Trade agreements are due to result in substantial increases in EU agri-food exports, with more limited increases in imports, creating a positive trade balance overall. The study also confirms that the EU’s approach to grant a limited amount of lower duty imports (through tariff rate quotas) is the best approach in terms of protecting specific vulnerable agri-food sectors in the EU.
The study carried out by the Commission’s Joint Research Centre (JRC) covers the cumulative effects of 12 trade agreements on the agri-food sector by 2030, an update of a 2016 study. A theoretical modelling exercise, the study includes trade results for the agricultural sector as a whole, and sector-specific impacts on trade, producer prices and production volumes.
Commenting on the study, Executive Vice-President responsible for trade Valdis Dombrovskis said: “The EU has always stood for open and fair trade which has enormously benefitted our economy, including agricultural producers. This study shows that we have been able to strike the right balance between offering more export opportunities to EU farmers, while protecting them from potential harmful effects of increased imports. Supporting the EU agri-food sector will continue to be a key element of the EU’s trade policy, be it through market opening, protecting traditional EU food products or defending it against dumping or other forms of unfair trade.”
Agriculture Commissioner Janusz Wojciechowski said: “The success of EU agricultural trade reflects the competitiveness of our sector. Reforms of the Common Agricultural Policy have highly contributed to this, supported by a global reputation of EU products as being safe, sustainably produced, nutritious and of high quality. This study, with more positive results than in 2016, confirms that our ambitious trade agenda helps EU farmers and food producers take full advantage of opportunities abroad while making sure we have sufficient safeguards in place for the most sensitive sectors.”

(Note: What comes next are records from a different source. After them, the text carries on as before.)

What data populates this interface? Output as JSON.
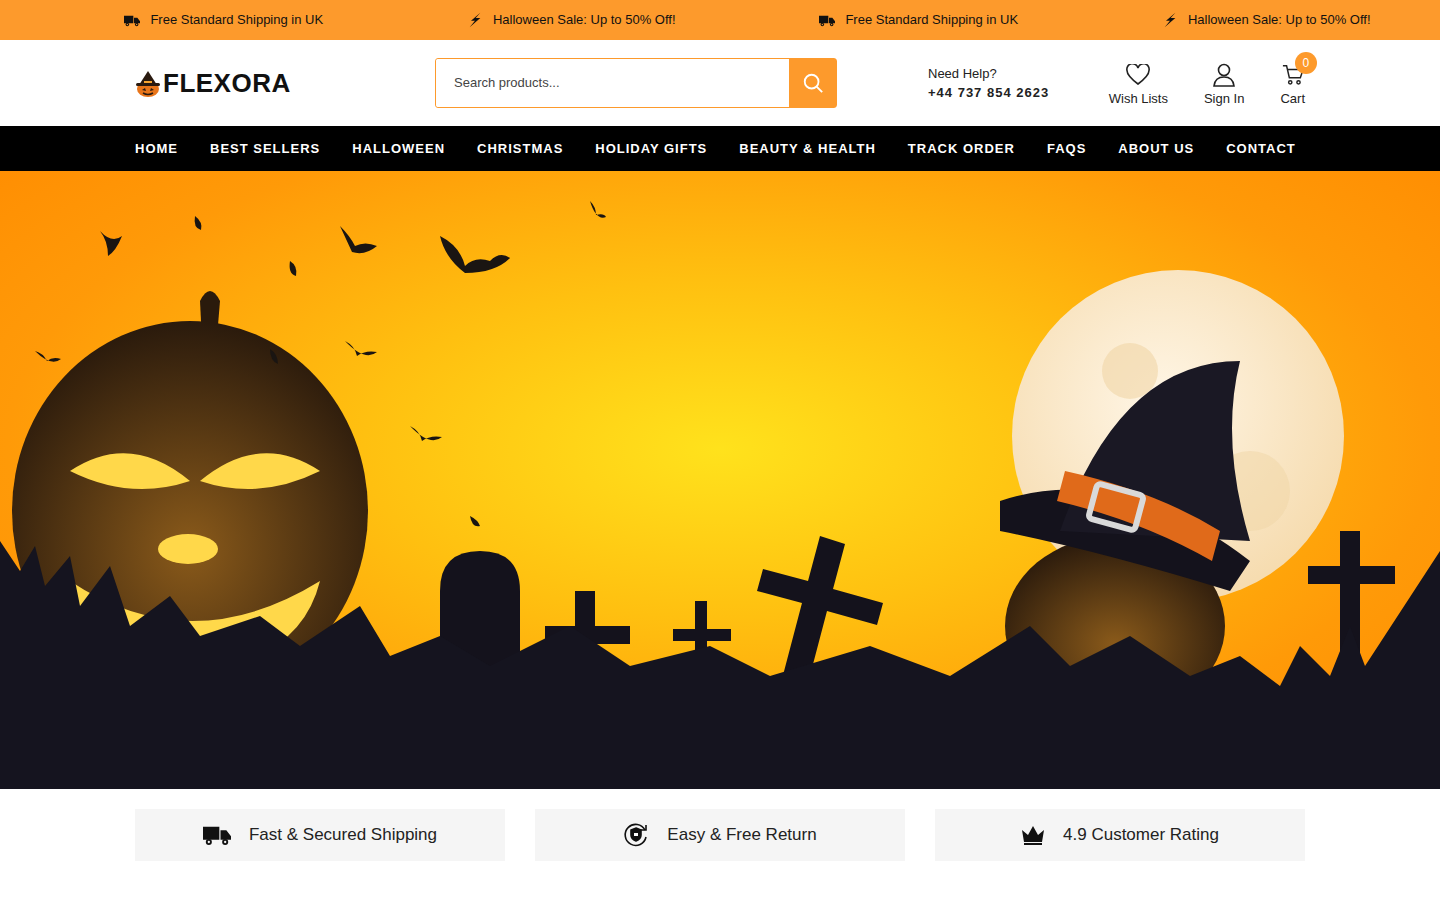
{
  "announcement_bar": {
    "items": [
      {
        "text": "Free Standard Shipping in UK",
        "kind": "shipping"
      },
      {
        "text": "Halloween Sale: Up to 50% Off!",
        "kind": "sale"
      },
      {
        "text": "Free Standard Shipping in UK",
        "kind": "shipping"
      },
      {
        "text": "Halloween Sale: Up to 50% Off!",
        "kind": "sale"
      }
    ]
  },
  "logo": {
    "text": "FLEXORA"
  },
  "search": {
    "placeholder": "Search products..."
  },
  "help": {
    "label": "Need Help?",
    "phone": "+44 737 854 2623"
  },
  "header_actions": [
    {
      "label": "Wish Lists",
      "kind": "wishlist"
    },
    {
      "label": "Sign In",
      "kind": "account"
    },
    {
      "label": "Cart",
      "kind": "cart",
      "badge": "0"
    }
  ],
  "nav": {
    "items": [
      "HOME",
      "BEST SELLERS",
      "HALLOWEEN",
      "CHRISTMAS",
      "HOLIDAY GIFTS",
      "BEAUTY & HEALTH",
      "TRACK ORDER",
      "FAQS",
      "ABOUT US",
      "CONTACT"
    ]
  },
  "features": [
    {
      "text": "Fast & Secured Shipping",
      "kind": "shipping"
    },
    {
      "text": "Easy & Free Return",
      "kind": "return"
    },
    {
      "text": "4.9 Customer Rating",
      "kind": "rating"
    }
  ]
}
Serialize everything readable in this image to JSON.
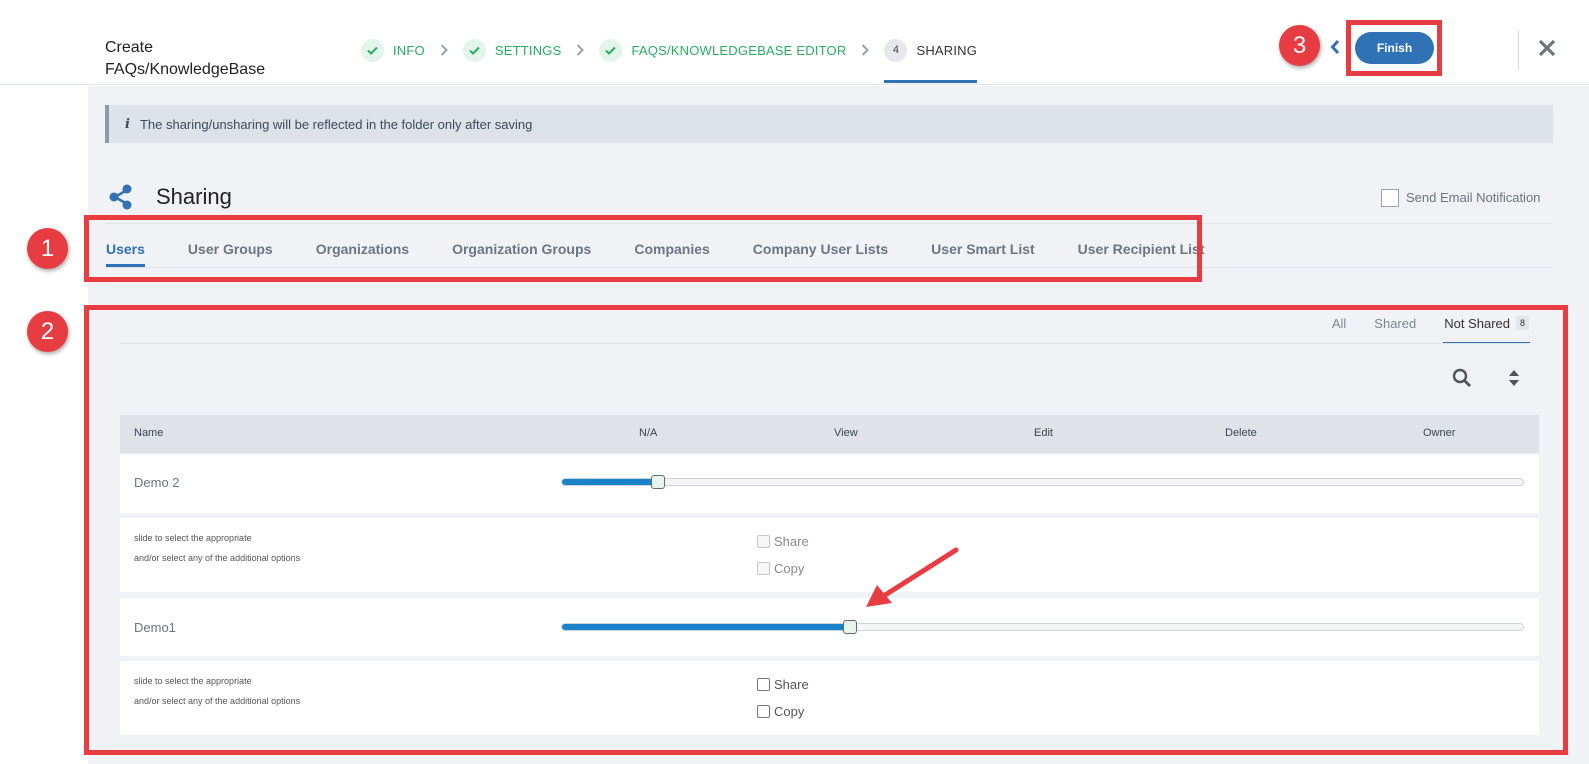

The study covers free trade agreements (FTAs) recently concluded or implemented by the EU, as well as trade agreements on the EU agenda. It includes two scenarios, an ambitious one (full tariff liberalisation of 98.5% of all products, and a partial tariff cut of 50% for the remaining products) and a more conservative one (full liberalisation of 97%, and 25% tariff cut for the others). In addition, included in the scenarios, the five concluded FTAs are modelled on the basis of the negotiated outcome. The results of the scenarios are both compared to a reference scenario of business as usual in 2030. Environmental and climate effects do not fall within the scope of today’s study, including any Green Deal related initiatives. The Sustainability Impact Assessments prepared in support of trade negotiations already provide the Commission with an in-depth analysis of the potential economic, social, human rights, and environmental impacts.
Throughout the study, findings are for 2030, with the different scenarios compared to the reference scenario of business as usual.
For both scenarios, the results show a positive impact on the EU agri-food trade balance by 2030. While EU trade partners gain market access in the EU, it also allows EU exports to grow significantly. EU agri-food exports to the 12 FTA partners are set to increase by 25% (conservative scenario) and by 29% (ambitious scenario), while imports increase by 10% (conservative) and by 13% (ambitious), both compared to the reference scenario. This corresponds to the EU total agri-food exports increasing by €4.7 billion (conservative) and by €5.5 billion (ambitious), and total agri-food imports by €3.7 billion (conservative) and €4.7 billion (ambitious).
The study confirms that the EU agricultural sector can benefit from the EU trade agenda. A comparison of the 2016 versus 2021 cumulative impact studies shows the effectiveness of tariff rate quotas in mitigating impacts on our sensitive sectors such as beef, rice or sugar. In fact, the 2016 study already informed the strategy towards Mercosur and this update can be used as an evidence base for the need for Tariff Rate Quotas in ongoing trade negotiations. Furthermore, an ambitious future Common Agriculture Policy, supporting innovation, sustainability and the competitiveness of the EU farming sector, can also contribute to minimise any negative outcomes of trade negotiations while reinforcing the positive ones.
More details on the economic assessment is available in the study, including information about the methodology and caveats.
The outcome of the study was presented yesterday to EU Ministers at the AGRIFISH Council and presented today at the European Parliament’s Committee on Agriculture and rural development.